WHAT YOU NEED TO DO
Nothing but the pictures is dropped; write out all the remaining data below exactly.

____________

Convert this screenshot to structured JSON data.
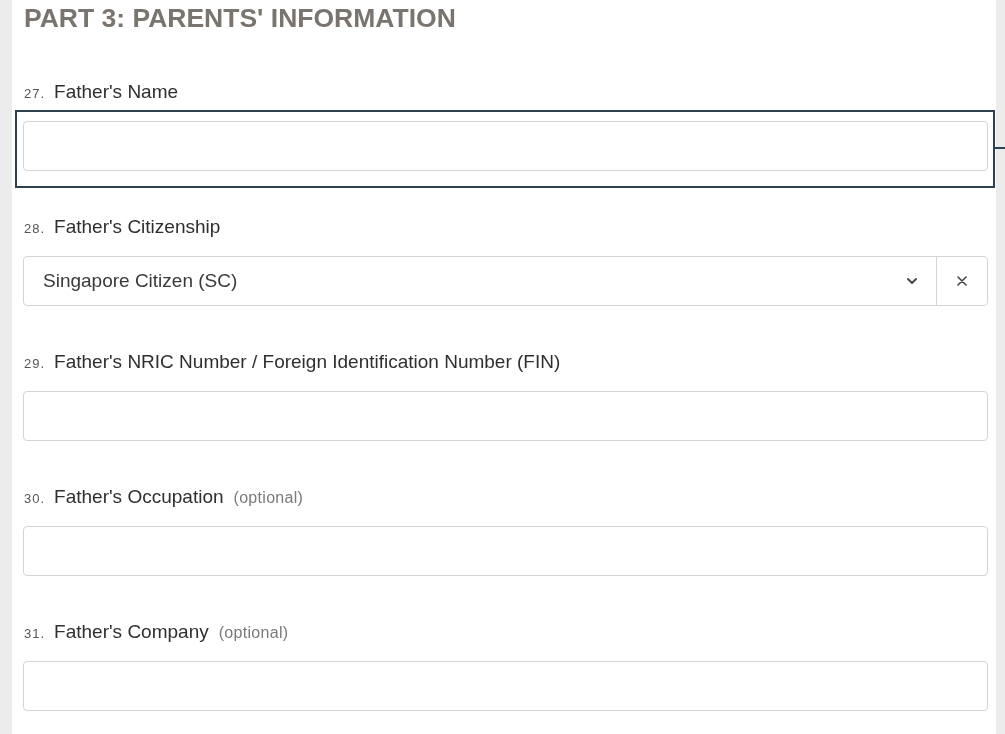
{
  "section_title": "PART 3: PARENTS' INFORMATION",
  "fields": [
    {
      "kind": "text",
      "number": "27.",
      "label": "Father's Name",
      "highlighted": true
    },
    {
      "kind": "select",
      "number": "28.",
      "label": "Father's Citizenship",
      "value": "Singapore Citizen (SC)",
      "highlighted": false
    },
    {
      "kind": "text",
      "number": "29.",
      "label": "Father's NRIC Number / Foreign Identification Number (FIN)",
      "highlighted": false
    },
    {
      "kind": "text",
      "number": "30.",
      "label": "Father's Occupation",
      "optional": "(optional)",
      "highlighted": false
    },
    {
      "kind": "text",
      "number": "31.",
      "label": "Father's Company",
      "optional": "(optional)",
      "highlighted": false
    }
  ]
}
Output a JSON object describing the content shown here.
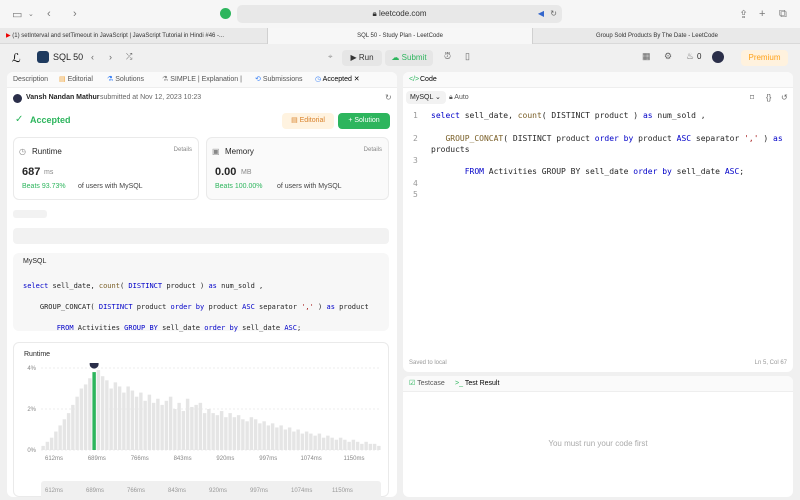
{
  "browser": {
    "url": "leetcode.com",
    "tabs": [
      {
        "title": "(1) setInterval and setTimeout in JavaScript | JavaScript Tutorial in Hindi #46 -..."
      },
      {
        "title": "SQL 50 - Study Plan - LeetCode"
      },
      {
        "title": "Group Sold Products By The Date - LeetCode"
      }
    ]
  },
  "nav": {
    "list_title": "SQL 50",
    "run": "Run",
    "submit": "Submit",
    "streak": "0",
    "premium": "Premium"
  },
  "left_tabs": [
    "Description",
    "Editorial",
    "Solutions",
    "SIMPLE | Explanation |",
    "Submissions",
    "Accepted"
  ],
  "submission": {
    "user": "Vansh Nandan Mathur",
    "meta": "submitted at Nov 12, 2023 10:23",
    "status": "Accepted",
    "editorial_btn": "Editorial",
    "solution_btn": "+ Solution"
  },
  "runtime": {
    "label": "Runtime",
    "details": "Details",
    "value": "687",
    "unit": "ms",
    "beats_pct": "Beats 93.73%",
    "beats_rest": "of users with MySQL"
  },
  "memory": {
    "label": "Memory",
    "details": "Details",
    "value": "0.00",
    "unit": "MB",
    "beats_pct": "Beats 100.00%",
    "beats_rest": "of users with MySQL"
  },
  "lang_label": "MySQL",
  "chart_title": "Runtime",
  "chart_data": {
    "type": "bar",
    "title": "Runtime",
    "x_ticks": [
      "612ms",
      "689ms",
      "766ms",
      "843ms",
      "920ms",
      "997ms",
      "1074ms",
      "1150ms"
    ],
    "y_ticks": [
      "4%",
      "2%",
      "0%"
    ],
    "ylim": [
      0,
      4
    ],
    "values": [
      0.2,
      0.4,
      0.6,
      0.9,
      1.2,
      1.5,
      1.8,
      2.2,
      2.6,
      3.0,
      3.2,
      3.5,
      3.8,
      3.9,
      3.6,
      3.4,
      3.0,
      3.3,
      3.1,
      2.8,
      3.1,
      2.9,
      2.6,
      2.8,
      2.4,
      2.7,
      2.3,
      2.5,
      2.2,
      2.4,
      2.6,
      2.0,
      2.3,
      1.9,
      2.5,
      2.1,
      2.2,
      2.3,
      1.8,
      2.0,
      1.8,
      1.7,
      1.9,
      1.6,
      1.8,
      1.6,
      1.7,
      1.5,
      1.4,
      1.6,
      1.5,
      1.3,
      1.4,
      1.2,
      1.3,
      1.1,
      1.2,
      1.0,
      1.1,
      0.9,
      1.0,
      0.8,
      0.9,
      0.8,
      0.7,
      0.8,
      0.6,
      0.7,
      0.6,
      0.5,
      0.6,
      0.5,
      0.4,
      0.5,
      0.4,
      0.3,
      0.4,
      0.3,
      0.3,
      0.2
    ],
    "highlight_index": 12
  },
  "bottom_ticks": [
    "612ms",
    "689ms",
    "766ms",
    "843ms",
    "920ms",
    "997ms",
    "1074ms",
    "1150ms"
  ],
  "code_panel": {
    "title": "Code",
    "lang": "MySQL",
    "auto": "Auto",
    "saved": "Saved to local",
    "position": "Ln 5, Col 67",
    "line_numbers": [
      "1",
      "2",
      "3",
      "4",
      "5"
    ]
  },
  "test_panel": {
    "testcase": "Testcase",
    "result": "Test Result",
    "empty": "You must run your code first"
  },
  "colors": {
    "accent": "#2db55d",
    "brand": "#ffa116"
  }
}
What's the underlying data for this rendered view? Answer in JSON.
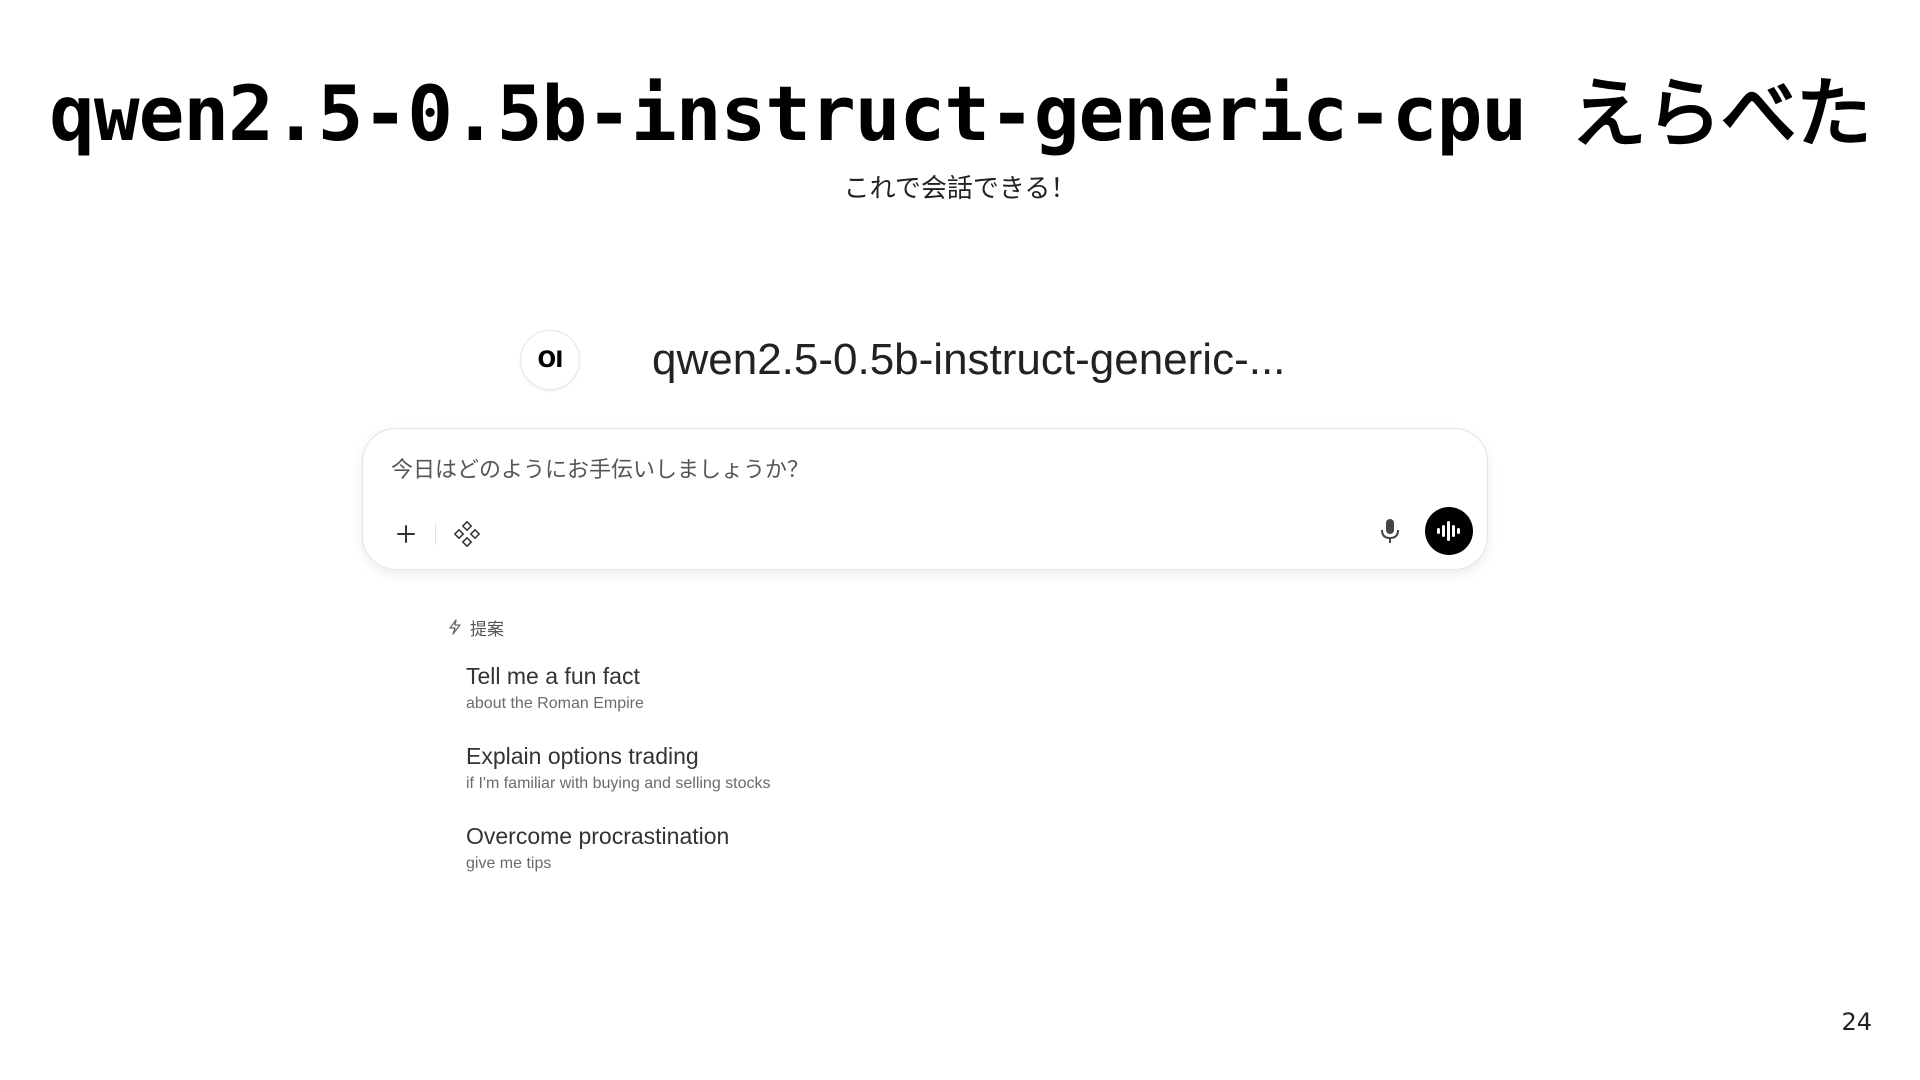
{
  "slide": {
    "title": "qwen2.5-0.5b-instruct-generic-cpu えらべた",
    "subtitle": "これで会話できる！",
    "page_number": "24"
  },
  "chat_ui": {
    "logo_text": "OI",
    "model_name": "qwen2.5-0.5b-instruct-generic-...",
    "input_placeholder": "今日はどのようにお手伝いしましょうか？",
    "icons": {
      "add": "plus-icon",
      "tools": "integrations-icon",
      "mic": "microphone-icon",
      "voice": "voice-mode-icon",
      "suggestions": "bolt-icon"
    },
    "suggestions_label": "提案",
    "suggestions": [
      {
        "title": "Tell me a fun fact",
        "subtitle": "about the Roman Empire"
      },
      {
        "title": "Explain options trading",
        "subtitle": "if I'm familiar with buying and selling stocks"
      },
      {
        "title": "Overcome procrastination",
        "subtitle": "give me tips"
      }
    ]
  },
  "colors": {
    "background": "#ffffff",
    "voice_button": "#000000",
    "border": "#e3e3e3"
  }
}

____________

TASK RESULT
Convert this screenshot to structured JSON data.
{
  "section_title": "PART 3: PARENTS' INFORMATION",
  "fields": [
    {
      "kind": "text",
      "number": "27.",
      "label": "Father's Name",
      "highlighted": true
    },
    {
      "kind": "select",
      "number": "28.",
      "label": "Father's Citizenship",
      "value": "Singapore Citizen (SC)",
      "highlighted": false
    },
    {
      "kind": "text",
      "number": "29.",
      "label": "Father's NRIC Number / Foreign Identification Number (FIN)",
      "highlighted": false
    },
    {
      "kind": "text",
      "number": "30.",
      "label": "Father's Occupation",
      "optional": "(optional)",
      "highlighted": false
    },
    {
      "kind": "text",
      "number": "31.",
      "label": "Father's Company",
      "optional": "(optional)",
      "highlighted": false
    }
  ]
}
Output a JSON object describing the content shown here.
{
  "browser": {
    "url": "leetcode.com",
    "tabs": [
      {
        "title": "(1) setInterval and setTimeout in JavaScript | JavaScript Tutorial in Hindi #46 -..."
      },
      {
        "title": "SQL 50 - Study Plan - LeetCode"
      },
      {
        "title": "Group Sold Products By The Date - LeetCode"
      }
    ]
  },
  "nav": {
    "list_title": "SQL 50",
    "run": "Run",
    "submit": "Submit",
    "streak": "0",
    "premium": "Premium"
  },
  "left_tabs": [
    "Description",
    "Editorial",
    "Solutions",
    "SIMPLE | Explanation |",
    "Submissions",
    "Accepted"
  ],
  "submission": {
    "user": "Vansh Nandan Mathur",
    "meta": "submitted at Nov 12, 2023 10:23",
    "status": "Accepted",
    "editorial_btn": "Editorial",
    "solution_btn": "+ Solution"
  },
  "runtime": {
    "label": "Runtime",
    "details": "Details",
    "value": "687",
    "unit": "ms",
    "beats_pct": "Beats 93.73%",
    "beats_rest": "of users with MySQL"
  },
  "memory": {
    "label": "Memory",
    "details": "Details",
    "value": "0.00",
    "unit": "MB",
    "beats_pct": "Beats 100.00%",
    "beats_rest": "of users with MySQL"
  },
  "lang_label": "MySQL",
  "chart_title": "Runtime",
  "chart_data": {
    "type": "bar",
    "title": "Runtime",
    "x_ticks": [
      "612ms",
      "689ms",
      "766ms",
      "843ms",
      "920ms",
      "997ms",
      "1074ms",
      "1150ms"
    ],
    "y_ticks": [
      "4%",
      "2%",
      "0%"
    ],
    "ylim": [
      0,
      4
    ],
    "values": [
      0.2,
      0.4,
      0.6,
      0.9,
      1.2,
      1.5,
      1.8,
      2.2,
      2.6,
      3.0,
      3.2,
      3.5,
      3.8,
      3.9,
      3.6,
      3.4,
      3.0,
      3.3,
      3.1,
      2.8,
      3.1,
      2.9,
      2.6,
      2.8,
      2.4,
      2.7,
      2.3,
      2.5,
      2.2,
      2.4,
      2.6,
      2.0,
      2.3,
      1.9,
      2.5,
      2.1,
      2.2,
      2.3,
      1.8,
      2.0,
      1.8,
      1.7,
      1.9,
      1.6,
      1.8,
      1.6,
      1.7,
      1.5,
      1.4,
      1.6,
      1.5,
      1.3,
      1.4,
      1.2,
      1.3,
      1.1,
      1.2,
      1.0,
      1.1,
      0.9,
      1.0,
      0.8,
      0.9,
      0.8,
      0.7,
      0.8,
      0.6,
      0.7,
      0.6,
      0.5,
      0.6,
      0.5,
      0.4,
      0.5,
      0.4,
      0.3,
      0.4,
      0.3,
      0.3,
      0.2
    ],
    "highlight_index": 12
  },
  "bottom_ticks": [
    "612ms",
    "689ms",
    "766ms",
    "843ms",
    "920ms",
    "997ms",
    "1074ms",
    "1150ms"
  ],
  "code_panel": {
    "title": "Code",
    "lang": "MySQL",
    "auto": "Auto",
    "saved": "Saved to local",
    "position": "Ln 5, Col 67",
    "line_numbers": [
      "1",
      "2",
      "3",
      "4",
      "5"
    ]
  },
  "test_panel": {
    "testcase": "Testcase",
    "result": "Test Result",
    "empty": "You must run your code first"
  },
  "colors": {
    "accent": "#2db55d",
    "brand": "#ffa116"
  }
}
What's the underlying data for this rendered view? Answer in JSON.
{
  "slide": {
    "title": "qwen2.5-0.5b-instruct-generic-cpu えらべた",
    "subtitle": "これで会話できる！",
    "page_number": "24"
  },
  "chat_ui": {
    "logo_text": "OI",
    "model_name": "qwen2.5-0.5b-instruct-generic-...",
    "input_placeholder": "今日はどのようにお手伝いしましょうか？",
    "icons": {
      "add": "plus-icon",
      "tools": "integrations-icon",
      "mic": "microphone-icon",
      "voice": "voice-mode-icon",
      "suggestions": "bolt-icon"
    },
    "suggestions_label": "提案",
    "suggestions": [
      {
        "title": "Tell me a fun fact",
        "subtitle": "about the Roman Empire"
      },
      {
        "title": "Explain options trading",
        "subtitle": "if I'm familiar with buying and selling stocks"
      },
      {
        "title": "Overcome procrastination",
        "subtitle": "give me tips"
      }
    ]
  },
  "colors": {
    "background": "#ffffff",
    "voice_button": "#000000",
    "border": "#e3e3e3"
  }
}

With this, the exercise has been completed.